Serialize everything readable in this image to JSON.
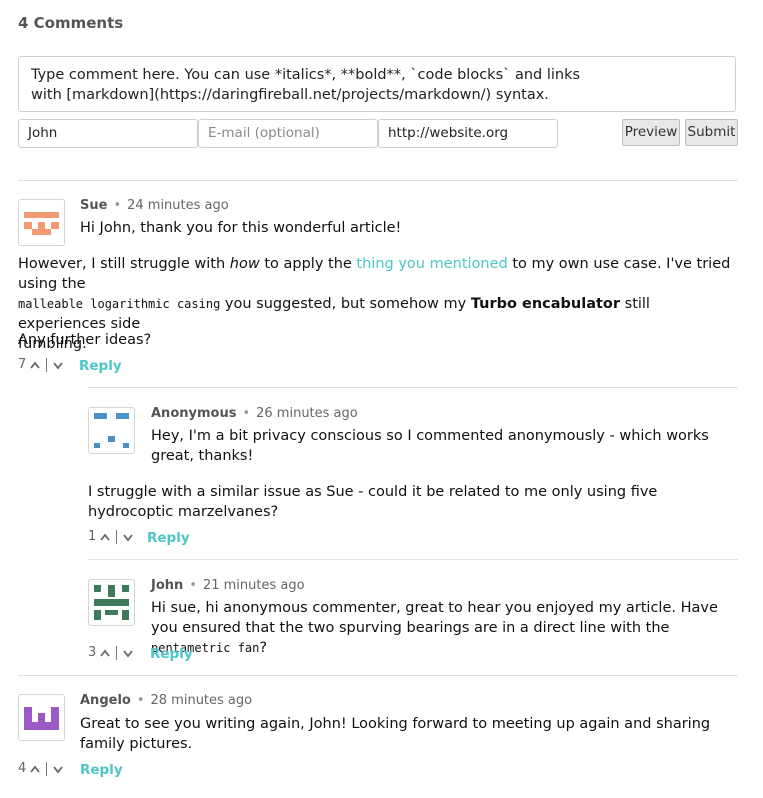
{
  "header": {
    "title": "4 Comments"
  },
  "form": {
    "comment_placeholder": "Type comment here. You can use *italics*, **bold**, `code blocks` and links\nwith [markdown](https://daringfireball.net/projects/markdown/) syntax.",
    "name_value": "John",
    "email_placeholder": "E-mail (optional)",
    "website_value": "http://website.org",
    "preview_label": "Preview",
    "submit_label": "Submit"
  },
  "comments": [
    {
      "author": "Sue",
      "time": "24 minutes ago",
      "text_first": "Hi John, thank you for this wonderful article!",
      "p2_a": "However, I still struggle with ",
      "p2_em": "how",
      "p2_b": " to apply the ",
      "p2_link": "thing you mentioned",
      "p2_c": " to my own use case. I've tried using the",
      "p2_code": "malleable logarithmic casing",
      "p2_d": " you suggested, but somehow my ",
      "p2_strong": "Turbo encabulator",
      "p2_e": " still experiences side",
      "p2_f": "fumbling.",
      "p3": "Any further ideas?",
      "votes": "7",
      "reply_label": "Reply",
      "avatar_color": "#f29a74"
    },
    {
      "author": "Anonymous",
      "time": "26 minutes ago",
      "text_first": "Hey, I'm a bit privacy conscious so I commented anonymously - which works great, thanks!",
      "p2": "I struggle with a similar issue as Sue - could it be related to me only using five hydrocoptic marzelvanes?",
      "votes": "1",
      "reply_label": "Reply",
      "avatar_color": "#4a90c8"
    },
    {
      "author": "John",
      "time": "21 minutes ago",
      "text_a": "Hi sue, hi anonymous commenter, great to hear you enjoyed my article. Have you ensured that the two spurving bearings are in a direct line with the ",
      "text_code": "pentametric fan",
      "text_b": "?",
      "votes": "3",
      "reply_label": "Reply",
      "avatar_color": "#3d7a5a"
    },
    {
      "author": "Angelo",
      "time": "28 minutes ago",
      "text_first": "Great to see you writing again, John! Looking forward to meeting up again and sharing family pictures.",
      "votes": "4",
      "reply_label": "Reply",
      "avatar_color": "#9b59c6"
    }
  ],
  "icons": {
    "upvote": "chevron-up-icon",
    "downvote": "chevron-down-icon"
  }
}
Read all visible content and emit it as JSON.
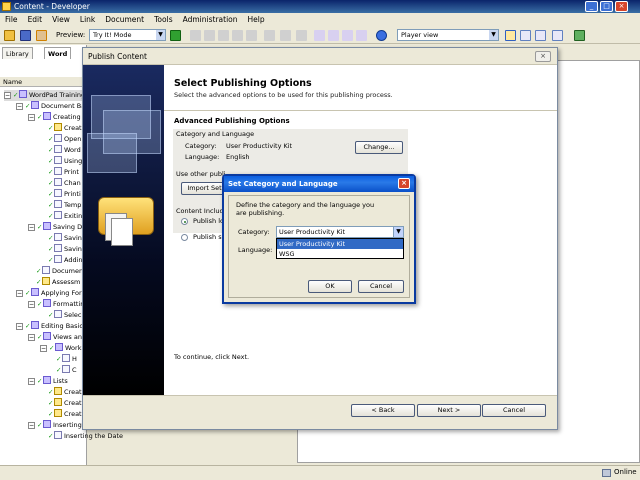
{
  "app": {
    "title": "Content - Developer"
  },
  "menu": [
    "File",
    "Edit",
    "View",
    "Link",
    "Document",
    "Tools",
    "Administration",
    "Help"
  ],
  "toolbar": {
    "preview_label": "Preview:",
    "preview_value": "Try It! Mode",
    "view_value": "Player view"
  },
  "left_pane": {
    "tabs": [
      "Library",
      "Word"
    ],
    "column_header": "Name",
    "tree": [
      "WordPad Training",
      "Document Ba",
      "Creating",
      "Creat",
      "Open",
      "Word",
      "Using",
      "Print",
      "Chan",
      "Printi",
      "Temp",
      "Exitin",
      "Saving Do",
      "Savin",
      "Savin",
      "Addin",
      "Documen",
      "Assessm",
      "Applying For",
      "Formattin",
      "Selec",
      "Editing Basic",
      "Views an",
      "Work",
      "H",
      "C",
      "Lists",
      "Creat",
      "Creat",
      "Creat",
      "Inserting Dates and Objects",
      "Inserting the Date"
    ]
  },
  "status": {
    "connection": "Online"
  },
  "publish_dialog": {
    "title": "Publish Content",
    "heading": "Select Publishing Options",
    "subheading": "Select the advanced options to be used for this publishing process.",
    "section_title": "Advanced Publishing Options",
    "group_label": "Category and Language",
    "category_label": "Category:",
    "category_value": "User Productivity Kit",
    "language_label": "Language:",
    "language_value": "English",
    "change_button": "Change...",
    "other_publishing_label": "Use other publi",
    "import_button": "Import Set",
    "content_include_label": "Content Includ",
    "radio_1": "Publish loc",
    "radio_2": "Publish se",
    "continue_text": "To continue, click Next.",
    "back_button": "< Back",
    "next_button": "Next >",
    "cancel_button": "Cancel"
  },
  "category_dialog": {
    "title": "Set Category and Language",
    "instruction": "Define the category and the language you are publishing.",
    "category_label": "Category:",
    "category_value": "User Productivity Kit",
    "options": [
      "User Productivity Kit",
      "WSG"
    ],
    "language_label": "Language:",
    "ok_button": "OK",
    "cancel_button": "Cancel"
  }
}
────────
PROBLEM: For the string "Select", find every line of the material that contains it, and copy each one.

TASK RESPONSE:
    "heading": "Select Publishing Options",
    "subheading": "Select the advanced options to be used for this publishing process.",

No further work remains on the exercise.